    Based on the report it seems like Kleargear retroactively applied that clause to this person’s account and interesting enough, since Kleargear never delivered the product it is unclear whether the rules of the sales contract should apply. Kleargear broke the contract first by not delivering a product.

    Comment by Wayne R — November 18, 2013 @ 7:47 am
  2. I’m curious why the couple didn’t report this to the BBB. Not that the BBB ever does anything – but complaints are publicly displayed. Kleargear would have been hard-pressed to fine the couple for a report made to a well-known business watchdog – particularly since its “F” rating seemed to hint that the company had a less-than-stellar reputation responding to consumer complaints.

    Honestly, I am no fan off the BBB (from an F to a B? That is supposed to take years) – but I’d more likely turn to the BBB than I would to Rip-off Report.

    Comment by CindyM — November 18, 2013 @ 8:47 am
  3. I would think that since the items were never delivered and the order cancelled because of non-delivery that the company actually breached the contract. Therefore, the Palmers would no longer be bound to the other terms in the contract. Of course, I’m not an attorney. That is simply my laypersons opinion.

    Comment by Tim — November 18, 2013 @ 11:25 am
  4. So they want to ensure the feedback is “fair and honest” by requiring everyone to post only positive feedback? Yeah, no thanks. I won’t patronize a company that is so insecure that they feel they need to build a SLAPP into their terms of use. It’s only libel if it’s not true.

    Comment by Patrick — November 18, 2013 @ 11:31 am
  5. A lot of companies are finding ways to make money with total disregard for the customer. This is yet another example of why you should at least scan the fine print before buying anything these days.
    And if they say it in the TOS they mean it.
    We have little control over the big companies, cable, cell phones etc. We have a lot of control over companies like this.

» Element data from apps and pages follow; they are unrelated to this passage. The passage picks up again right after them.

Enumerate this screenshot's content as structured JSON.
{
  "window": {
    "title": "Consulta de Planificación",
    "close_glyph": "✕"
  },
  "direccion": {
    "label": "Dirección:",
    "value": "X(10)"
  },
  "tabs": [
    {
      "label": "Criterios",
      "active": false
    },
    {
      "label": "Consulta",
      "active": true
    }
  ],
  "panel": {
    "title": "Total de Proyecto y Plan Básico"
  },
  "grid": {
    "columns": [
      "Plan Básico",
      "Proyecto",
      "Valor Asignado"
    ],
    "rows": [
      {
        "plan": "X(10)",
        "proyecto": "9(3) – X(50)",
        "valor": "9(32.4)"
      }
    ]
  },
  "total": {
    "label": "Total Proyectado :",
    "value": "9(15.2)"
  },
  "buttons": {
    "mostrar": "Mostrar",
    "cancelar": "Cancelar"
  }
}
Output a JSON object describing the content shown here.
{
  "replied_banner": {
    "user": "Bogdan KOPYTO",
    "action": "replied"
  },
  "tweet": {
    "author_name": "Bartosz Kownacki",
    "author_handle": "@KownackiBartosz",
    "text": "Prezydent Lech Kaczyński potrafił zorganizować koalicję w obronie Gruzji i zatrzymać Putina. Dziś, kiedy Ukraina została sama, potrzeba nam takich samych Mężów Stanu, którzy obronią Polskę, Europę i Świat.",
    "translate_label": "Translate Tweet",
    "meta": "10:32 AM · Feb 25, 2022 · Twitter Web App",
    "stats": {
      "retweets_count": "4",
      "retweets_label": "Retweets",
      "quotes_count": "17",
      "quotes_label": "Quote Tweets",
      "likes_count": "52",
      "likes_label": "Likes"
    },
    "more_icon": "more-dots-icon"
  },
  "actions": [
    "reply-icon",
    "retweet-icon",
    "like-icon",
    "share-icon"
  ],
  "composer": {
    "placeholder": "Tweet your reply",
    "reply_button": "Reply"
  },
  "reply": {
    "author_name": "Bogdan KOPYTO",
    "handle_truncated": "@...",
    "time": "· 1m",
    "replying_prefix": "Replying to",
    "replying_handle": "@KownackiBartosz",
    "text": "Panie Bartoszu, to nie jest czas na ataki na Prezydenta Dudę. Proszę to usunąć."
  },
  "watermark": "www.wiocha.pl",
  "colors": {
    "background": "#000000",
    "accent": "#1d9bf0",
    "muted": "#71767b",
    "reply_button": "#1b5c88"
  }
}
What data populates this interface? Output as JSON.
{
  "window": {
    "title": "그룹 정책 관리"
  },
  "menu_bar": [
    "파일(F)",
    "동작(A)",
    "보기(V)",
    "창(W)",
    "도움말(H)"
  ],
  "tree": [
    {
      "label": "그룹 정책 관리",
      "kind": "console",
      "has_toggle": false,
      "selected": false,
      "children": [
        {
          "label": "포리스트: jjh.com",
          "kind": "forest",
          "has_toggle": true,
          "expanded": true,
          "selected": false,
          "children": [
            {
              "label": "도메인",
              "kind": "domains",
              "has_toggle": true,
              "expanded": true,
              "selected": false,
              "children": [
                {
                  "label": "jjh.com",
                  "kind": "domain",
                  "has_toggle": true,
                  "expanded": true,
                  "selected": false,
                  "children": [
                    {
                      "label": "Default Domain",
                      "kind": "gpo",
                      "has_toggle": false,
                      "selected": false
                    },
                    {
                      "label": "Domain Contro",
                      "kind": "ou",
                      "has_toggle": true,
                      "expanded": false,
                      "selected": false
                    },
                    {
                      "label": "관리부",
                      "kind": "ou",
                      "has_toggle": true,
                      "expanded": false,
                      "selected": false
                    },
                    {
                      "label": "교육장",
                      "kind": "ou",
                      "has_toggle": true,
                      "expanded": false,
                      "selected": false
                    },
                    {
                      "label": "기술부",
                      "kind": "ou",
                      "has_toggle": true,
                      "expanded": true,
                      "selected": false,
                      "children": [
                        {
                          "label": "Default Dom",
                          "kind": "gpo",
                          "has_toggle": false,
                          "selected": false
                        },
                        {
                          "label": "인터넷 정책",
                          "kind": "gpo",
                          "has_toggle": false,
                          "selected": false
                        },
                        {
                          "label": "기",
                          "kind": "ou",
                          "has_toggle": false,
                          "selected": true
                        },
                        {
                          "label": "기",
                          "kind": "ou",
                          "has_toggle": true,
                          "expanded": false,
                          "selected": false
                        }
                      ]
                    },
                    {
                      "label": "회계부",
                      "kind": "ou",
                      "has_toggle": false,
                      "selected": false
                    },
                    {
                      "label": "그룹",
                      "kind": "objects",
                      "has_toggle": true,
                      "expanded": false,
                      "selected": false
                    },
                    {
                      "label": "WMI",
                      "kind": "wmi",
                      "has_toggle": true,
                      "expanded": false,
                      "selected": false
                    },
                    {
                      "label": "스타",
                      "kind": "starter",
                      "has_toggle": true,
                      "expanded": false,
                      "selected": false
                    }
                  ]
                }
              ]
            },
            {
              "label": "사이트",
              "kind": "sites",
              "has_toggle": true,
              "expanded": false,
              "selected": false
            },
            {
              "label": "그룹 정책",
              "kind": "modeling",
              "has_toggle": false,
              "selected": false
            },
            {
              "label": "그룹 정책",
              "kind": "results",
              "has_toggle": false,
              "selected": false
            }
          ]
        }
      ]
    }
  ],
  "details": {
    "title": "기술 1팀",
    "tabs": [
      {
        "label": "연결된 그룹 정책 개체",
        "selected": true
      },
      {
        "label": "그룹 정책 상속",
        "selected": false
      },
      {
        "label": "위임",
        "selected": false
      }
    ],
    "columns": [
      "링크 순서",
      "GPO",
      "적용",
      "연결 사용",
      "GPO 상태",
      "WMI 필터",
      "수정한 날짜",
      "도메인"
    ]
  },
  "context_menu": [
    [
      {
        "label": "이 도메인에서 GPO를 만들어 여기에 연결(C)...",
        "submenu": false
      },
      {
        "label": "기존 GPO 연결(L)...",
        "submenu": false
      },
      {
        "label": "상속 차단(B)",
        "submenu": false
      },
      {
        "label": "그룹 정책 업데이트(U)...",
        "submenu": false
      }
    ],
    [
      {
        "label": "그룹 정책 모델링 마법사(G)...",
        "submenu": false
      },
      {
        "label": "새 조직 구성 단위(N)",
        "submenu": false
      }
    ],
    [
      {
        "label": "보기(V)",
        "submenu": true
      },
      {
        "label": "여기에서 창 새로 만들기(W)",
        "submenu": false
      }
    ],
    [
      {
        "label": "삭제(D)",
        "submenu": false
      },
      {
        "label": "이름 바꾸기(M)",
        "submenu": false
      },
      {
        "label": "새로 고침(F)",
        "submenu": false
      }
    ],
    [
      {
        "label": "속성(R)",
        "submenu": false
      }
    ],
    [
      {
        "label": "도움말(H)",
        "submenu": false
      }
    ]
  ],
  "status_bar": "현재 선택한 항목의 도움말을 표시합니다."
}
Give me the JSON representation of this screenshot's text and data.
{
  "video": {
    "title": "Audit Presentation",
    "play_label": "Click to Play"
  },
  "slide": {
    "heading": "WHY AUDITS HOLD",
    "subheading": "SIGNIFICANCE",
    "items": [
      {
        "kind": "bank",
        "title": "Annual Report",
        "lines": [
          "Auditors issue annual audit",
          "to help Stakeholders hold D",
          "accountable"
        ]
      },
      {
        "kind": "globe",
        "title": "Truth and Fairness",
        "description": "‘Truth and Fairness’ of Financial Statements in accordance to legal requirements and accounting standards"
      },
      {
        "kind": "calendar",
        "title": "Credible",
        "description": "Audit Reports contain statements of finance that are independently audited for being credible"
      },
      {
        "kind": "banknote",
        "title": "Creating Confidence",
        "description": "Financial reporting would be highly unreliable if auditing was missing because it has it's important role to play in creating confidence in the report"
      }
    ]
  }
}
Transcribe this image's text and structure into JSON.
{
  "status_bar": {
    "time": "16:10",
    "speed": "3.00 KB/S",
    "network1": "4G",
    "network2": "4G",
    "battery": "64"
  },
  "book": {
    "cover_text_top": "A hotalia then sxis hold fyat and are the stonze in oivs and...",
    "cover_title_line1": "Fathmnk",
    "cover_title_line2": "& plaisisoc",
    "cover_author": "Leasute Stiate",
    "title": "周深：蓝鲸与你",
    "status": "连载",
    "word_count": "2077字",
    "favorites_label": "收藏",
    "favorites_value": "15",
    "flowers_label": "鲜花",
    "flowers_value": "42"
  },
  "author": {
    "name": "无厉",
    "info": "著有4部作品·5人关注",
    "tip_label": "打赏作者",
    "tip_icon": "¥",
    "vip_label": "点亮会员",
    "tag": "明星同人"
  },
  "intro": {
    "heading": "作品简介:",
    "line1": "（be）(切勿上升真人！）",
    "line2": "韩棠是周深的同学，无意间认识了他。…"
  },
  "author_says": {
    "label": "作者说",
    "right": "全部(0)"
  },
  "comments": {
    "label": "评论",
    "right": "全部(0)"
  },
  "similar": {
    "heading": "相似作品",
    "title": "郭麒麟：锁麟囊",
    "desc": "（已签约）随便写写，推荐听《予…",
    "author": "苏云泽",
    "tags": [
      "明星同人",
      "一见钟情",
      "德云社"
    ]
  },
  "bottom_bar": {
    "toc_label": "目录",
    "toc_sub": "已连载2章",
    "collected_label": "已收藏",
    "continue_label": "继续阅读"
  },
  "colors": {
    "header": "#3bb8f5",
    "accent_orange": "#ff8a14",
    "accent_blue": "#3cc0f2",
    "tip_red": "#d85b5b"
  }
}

    Comment by Hal — November 18, 2013 @ 6:49 pm
  6. The company had the guts to try it. Now how many more years go by before a new company tries it.

    I agree with Tim. If the product was not delivered the company blew it.

    Comment by Richard Ginn — November 19, 2013 @ 11:51 am
  7. partly relevant- (1)i purchased a hp laptop and immediately had problems. I posted a lengthy reply on the hp website customer feedback section. The next day my bad review was deleted and i was sent a email from hp that my account was closed. (2) a major credit company requested my cell number for credit card fraud alerts. sounded ok until i read the fine (mouse) print agreeing that also release my cell number to third party advertising vendors. keep up the good work, mouseprint

    Comment by tom gauvin — November 19, 2013 @ 7:32 pm
  8. To: Comment by CindyM — November 18, 2013 @ 8:47 am
    I guess I was lucky enough to have some success with the BB several times, but the process is pretty painful.

    As for this $3500 charge, it seems like it’s easy enough to dispute the charge and if the company tries to “prove” that they were right, taking them to court should prove that the clause was not legal in the first place, but that’s a pretty painful way to have to keep your credit rating clean. This is where class action lawsuits would be useful since the consumer would “gain” nothing (which they never really do in class action suits) but at least we wouldn’t “lose” anything (like a good credit rating.)

    Comment by RobS — December 7, 2013 @ 8:22 pm

Comments RSS

Sorry, the comment form is closed at this time.

Powered by: WordPressPrivacy Policy
Mouse Print exposes the strings and catches buried in the fine print of advertising.
Copyright © 2006-2020. All rights reserved. Advertisements are copyrighted by their respective owners.